**What the task asks**
Among the entries below, count the lines with "time" in them and state the total without comment.

**Data listing**

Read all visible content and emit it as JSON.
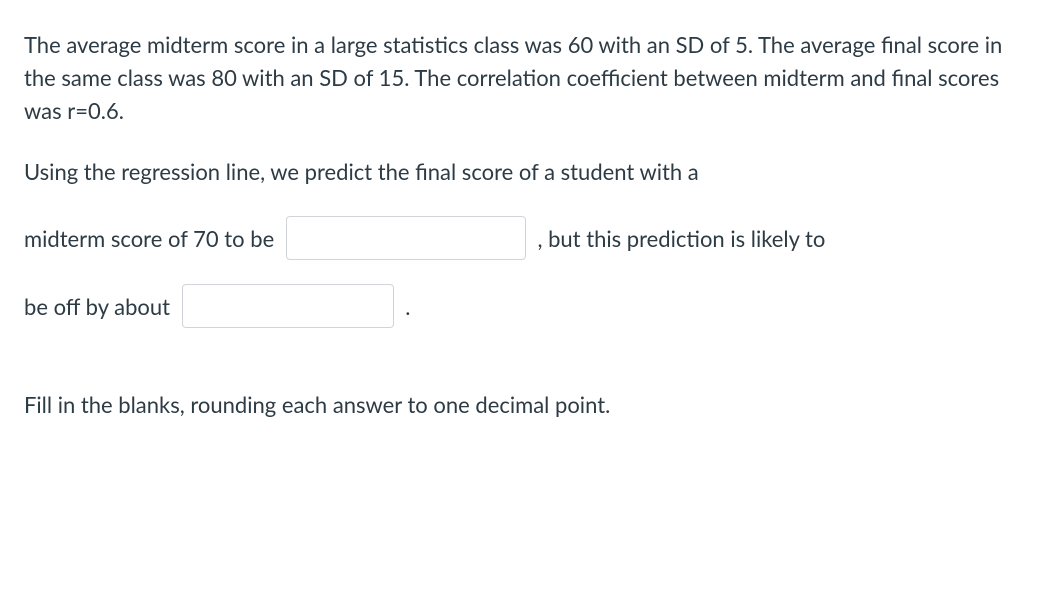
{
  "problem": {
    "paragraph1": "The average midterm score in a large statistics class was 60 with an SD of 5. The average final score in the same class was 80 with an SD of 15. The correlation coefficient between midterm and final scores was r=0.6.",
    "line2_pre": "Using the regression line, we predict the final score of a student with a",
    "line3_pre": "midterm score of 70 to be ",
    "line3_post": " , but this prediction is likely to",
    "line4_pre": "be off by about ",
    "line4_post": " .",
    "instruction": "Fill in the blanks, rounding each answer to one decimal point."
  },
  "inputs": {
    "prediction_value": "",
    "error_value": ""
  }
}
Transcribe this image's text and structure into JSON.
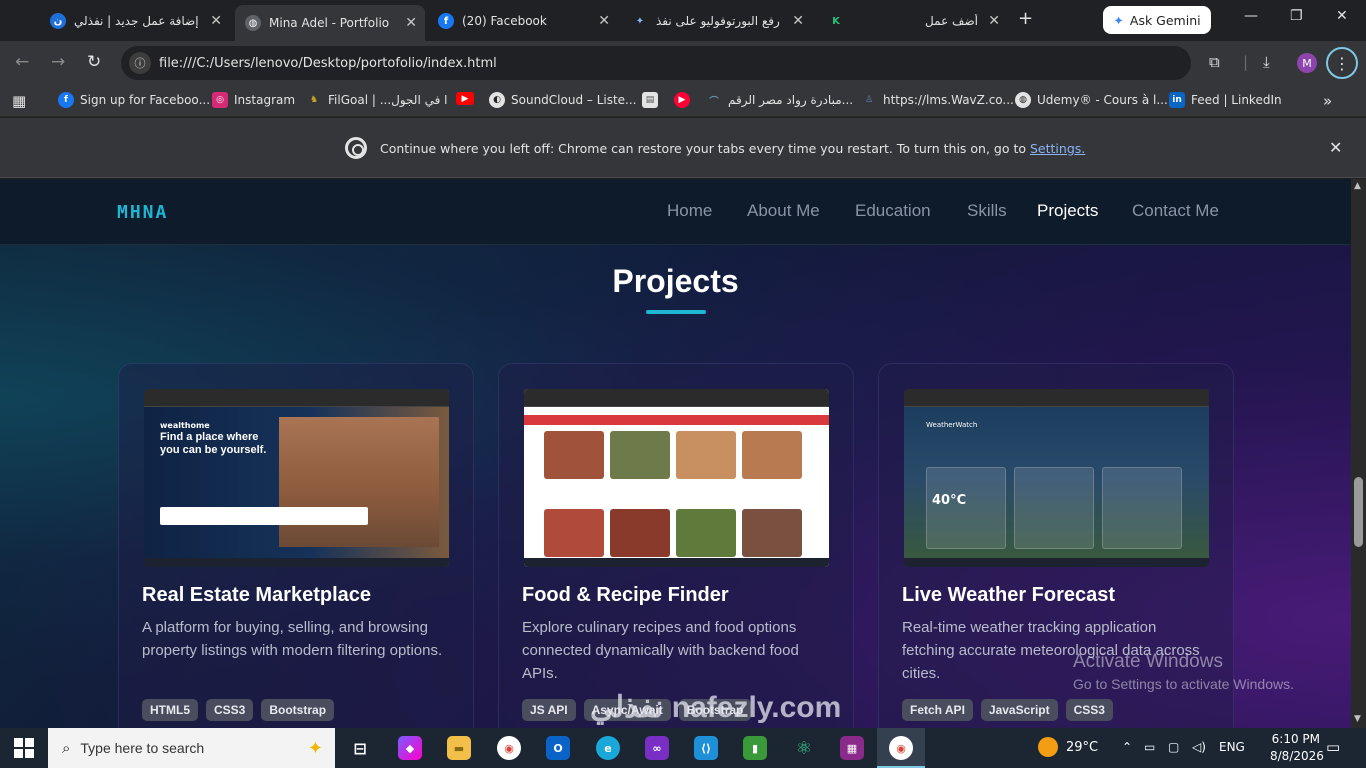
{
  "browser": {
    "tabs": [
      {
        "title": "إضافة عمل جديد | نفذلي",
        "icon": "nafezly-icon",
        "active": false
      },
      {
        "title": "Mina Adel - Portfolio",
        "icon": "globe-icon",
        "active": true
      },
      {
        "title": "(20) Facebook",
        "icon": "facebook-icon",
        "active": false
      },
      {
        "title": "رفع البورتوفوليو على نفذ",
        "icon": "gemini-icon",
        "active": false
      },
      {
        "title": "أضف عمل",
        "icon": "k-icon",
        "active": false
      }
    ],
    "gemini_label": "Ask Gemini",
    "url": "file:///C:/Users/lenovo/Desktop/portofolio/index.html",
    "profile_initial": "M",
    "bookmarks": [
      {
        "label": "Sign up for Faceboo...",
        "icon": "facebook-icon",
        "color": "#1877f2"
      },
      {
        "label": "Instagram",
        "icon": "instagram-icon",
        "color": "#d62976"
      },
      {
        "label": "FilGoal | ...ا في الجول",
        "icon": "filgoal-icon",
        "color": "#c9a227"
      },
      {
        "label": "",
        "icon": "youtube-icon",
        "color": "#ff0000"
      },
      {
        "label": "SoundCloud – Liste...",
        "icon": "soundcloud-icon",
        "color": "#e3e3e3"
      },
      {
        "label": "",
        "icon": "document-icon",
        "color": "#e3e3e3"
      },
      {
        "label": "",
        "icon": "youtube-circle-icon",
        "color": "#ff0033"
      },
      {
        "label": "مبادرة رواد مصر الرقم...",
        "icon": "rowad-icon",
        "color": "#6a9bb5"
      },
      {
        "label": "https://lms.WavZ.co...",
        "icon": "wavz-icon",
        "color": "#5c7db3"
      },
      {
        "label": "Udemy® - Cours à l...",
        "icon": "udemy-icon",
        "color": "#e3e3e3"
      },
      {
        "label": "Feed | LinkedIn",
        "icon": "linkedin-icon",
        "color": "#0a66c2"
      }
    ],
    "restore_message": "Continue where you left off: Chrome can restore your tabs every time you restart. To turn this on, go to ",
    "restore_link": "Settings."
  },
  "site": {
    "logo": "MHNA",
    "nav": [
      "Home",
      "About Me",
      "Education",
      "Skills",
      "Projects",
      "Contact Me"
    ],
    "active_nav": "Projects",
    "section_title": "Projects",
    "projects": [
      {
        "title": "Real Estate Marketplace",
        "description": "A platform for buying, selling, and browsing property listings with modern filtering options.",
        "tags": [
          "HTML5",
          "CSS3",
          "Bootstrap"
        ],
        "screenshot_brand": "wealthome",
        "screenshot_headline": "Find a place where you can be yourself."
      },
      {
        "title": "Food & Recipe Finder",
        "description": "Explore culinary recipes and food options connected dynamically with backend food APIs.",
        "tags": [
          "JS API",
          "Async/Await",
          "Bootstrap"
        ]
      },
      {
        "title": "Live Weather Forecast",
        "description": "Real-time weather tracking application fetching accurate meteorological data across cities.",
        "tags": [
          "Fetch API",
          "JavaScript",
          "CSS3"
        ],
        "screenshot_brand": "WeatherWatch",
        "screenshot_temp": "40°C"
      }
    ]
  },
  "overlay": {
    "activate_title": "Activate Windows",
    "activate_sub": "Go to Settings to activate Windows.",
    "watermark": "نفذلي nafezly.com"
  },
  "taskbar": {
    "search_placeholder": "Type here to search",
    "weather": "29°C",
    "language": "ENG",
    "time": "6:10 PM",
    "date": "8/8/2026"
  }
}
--
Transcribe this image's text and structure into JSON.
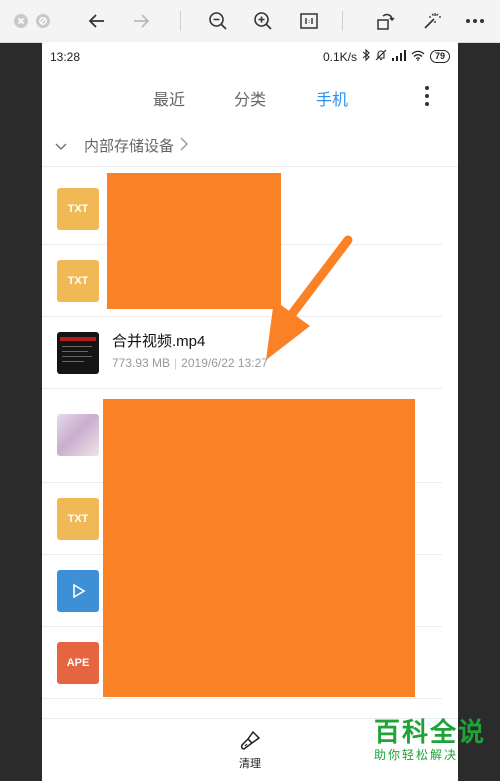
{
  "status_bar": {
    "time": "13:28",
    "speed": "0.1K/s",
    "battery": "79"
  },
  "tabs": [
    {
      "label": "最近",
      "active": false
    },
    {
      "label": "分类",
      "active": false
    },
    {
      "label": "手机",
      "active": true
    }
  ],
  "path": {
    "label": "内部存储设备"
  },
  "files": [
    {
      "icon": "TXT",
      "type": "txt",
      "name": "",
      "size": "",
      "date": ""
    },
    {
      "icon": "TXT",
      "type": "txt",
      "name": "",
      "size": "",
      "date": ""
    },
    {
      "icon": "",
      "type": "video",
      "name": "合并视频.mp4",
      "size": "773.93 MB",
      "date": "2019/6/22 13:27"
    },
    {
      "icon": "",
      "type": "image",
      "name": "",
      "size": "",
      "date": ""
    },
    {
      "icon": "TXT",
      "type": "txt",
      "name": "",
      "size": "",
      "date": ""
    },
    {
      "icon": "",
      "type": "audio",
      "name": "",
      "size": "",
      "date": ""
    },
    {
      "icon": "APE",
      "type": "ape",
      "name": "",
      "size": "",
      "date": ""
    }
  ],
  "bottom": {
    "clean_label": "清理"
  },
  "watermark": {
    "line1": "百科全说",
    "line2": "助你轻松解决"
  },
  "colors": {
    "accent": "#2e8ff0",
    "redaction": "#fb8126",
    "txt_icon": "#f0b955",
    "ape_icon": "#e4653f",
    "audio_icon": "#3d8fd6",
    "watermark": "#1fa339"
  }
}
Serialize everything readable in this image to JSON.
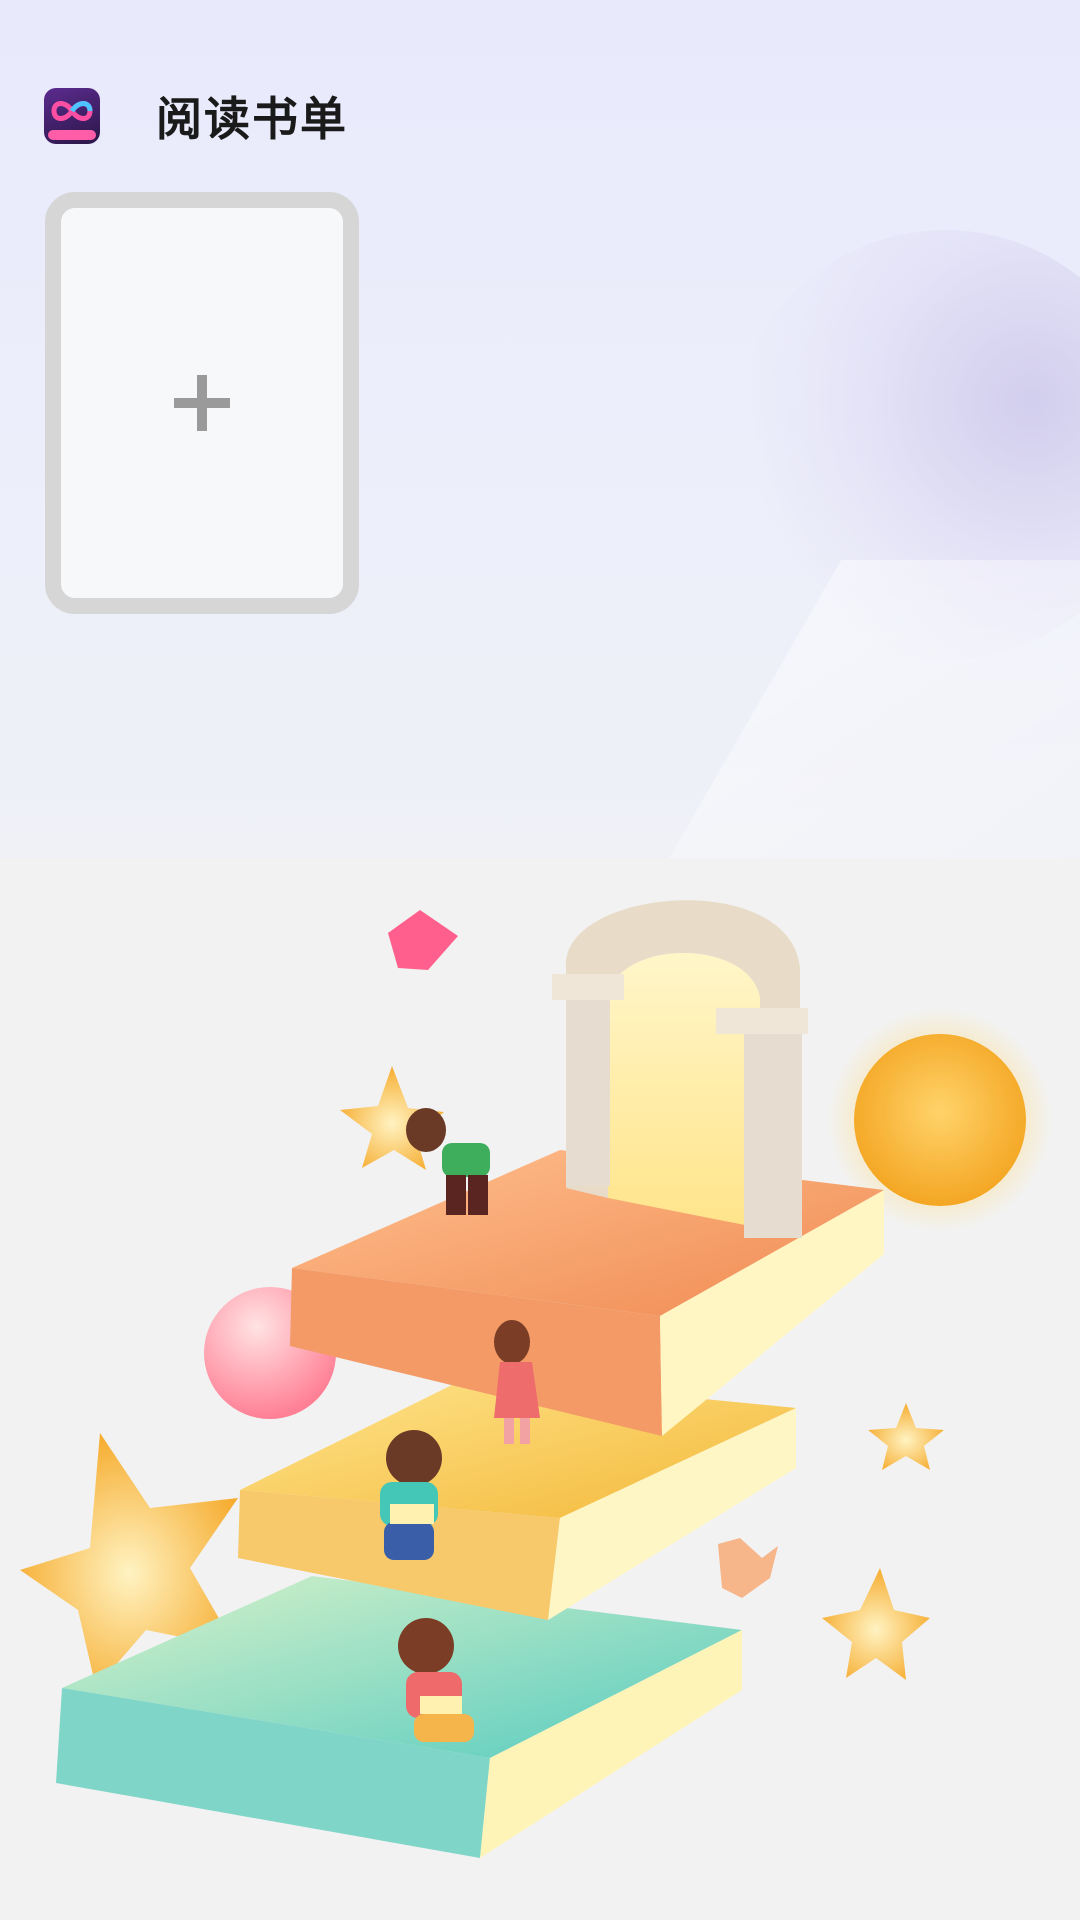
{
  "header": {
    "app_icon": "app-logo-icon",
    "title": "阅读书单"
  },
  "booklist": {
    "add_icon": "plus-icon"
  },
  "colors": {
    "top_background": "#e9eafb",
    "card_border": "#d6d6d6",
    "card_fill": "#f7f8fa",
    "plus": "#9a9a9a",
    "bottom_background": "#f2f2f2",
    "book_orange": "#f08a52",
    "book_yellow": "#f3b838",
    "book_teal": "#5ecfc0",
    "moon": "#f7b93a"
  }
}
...
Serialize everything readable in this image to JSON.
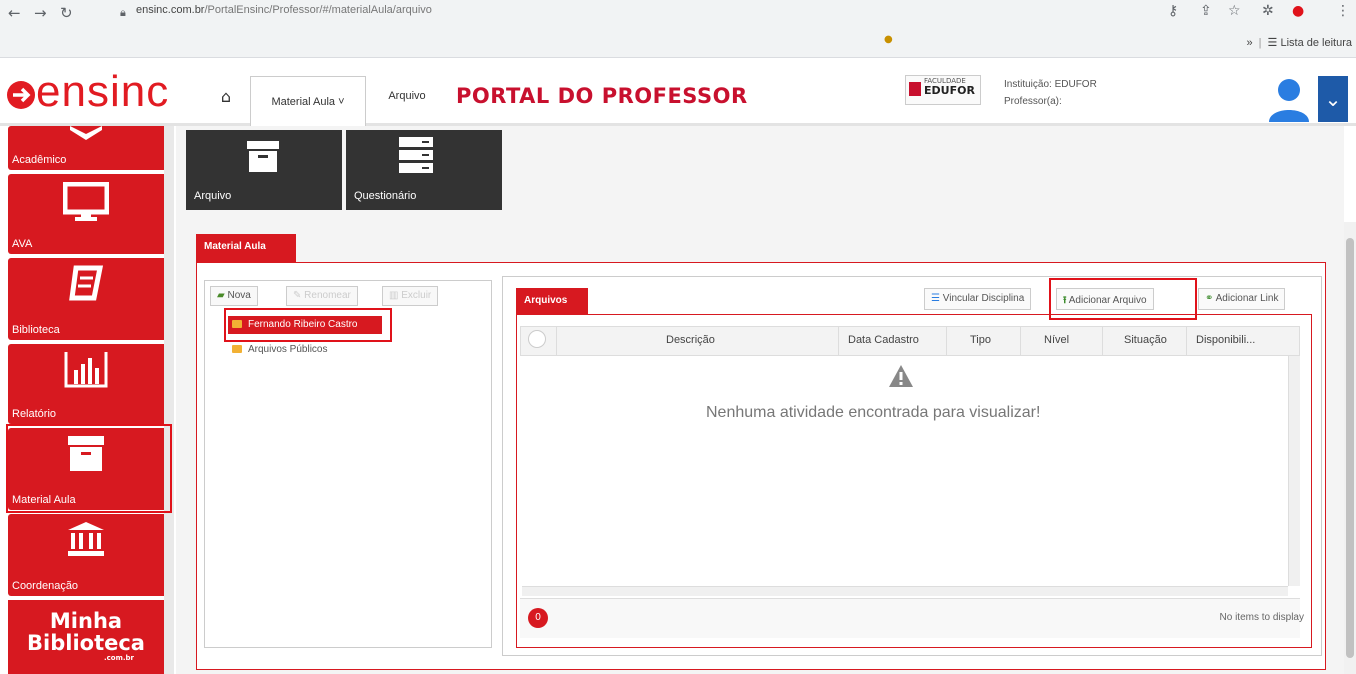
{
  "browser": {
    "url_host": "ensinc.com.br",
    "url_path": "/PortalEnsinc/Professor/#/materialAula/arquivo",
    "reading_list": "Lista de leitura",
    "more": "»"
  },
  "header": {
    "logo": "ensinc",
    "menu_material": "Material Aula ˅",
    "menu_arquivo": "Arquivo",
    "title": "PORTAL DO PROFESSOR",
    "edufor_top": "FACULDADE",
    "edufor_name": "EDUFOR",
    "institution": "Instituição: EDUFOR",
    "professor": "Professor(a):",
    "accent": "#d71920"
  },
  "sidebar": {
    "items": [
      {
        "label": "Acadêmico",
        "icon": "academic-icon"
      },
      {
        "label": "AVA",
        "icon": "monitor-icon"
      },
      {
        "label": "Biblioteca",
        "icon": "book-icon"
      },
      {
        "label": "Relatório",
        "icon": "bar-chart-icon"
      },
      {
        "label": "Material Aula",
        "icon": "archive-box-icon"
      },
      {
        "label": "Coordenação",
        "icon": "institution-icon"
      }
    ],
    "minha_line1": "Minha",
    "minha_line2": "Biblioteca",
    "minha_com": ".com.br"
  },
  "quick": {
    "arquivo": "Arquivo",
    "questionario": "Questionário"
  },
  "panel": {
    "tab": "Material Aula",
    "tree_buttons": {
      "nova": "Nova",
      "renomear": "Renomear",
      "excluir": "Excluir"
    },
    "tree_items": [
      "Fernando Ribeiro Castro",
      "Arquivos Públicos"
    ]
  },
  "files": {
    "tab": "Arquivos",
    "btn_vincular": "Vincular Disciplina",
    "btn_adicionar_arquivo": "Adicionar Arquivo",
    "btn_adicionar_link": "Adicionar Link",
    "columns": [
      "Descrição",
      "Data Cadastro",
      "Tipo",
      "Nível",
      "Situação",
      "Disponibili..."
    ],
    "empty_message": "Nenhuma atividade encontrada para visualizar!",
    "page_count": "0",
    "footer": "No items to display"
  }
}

**Result below**
4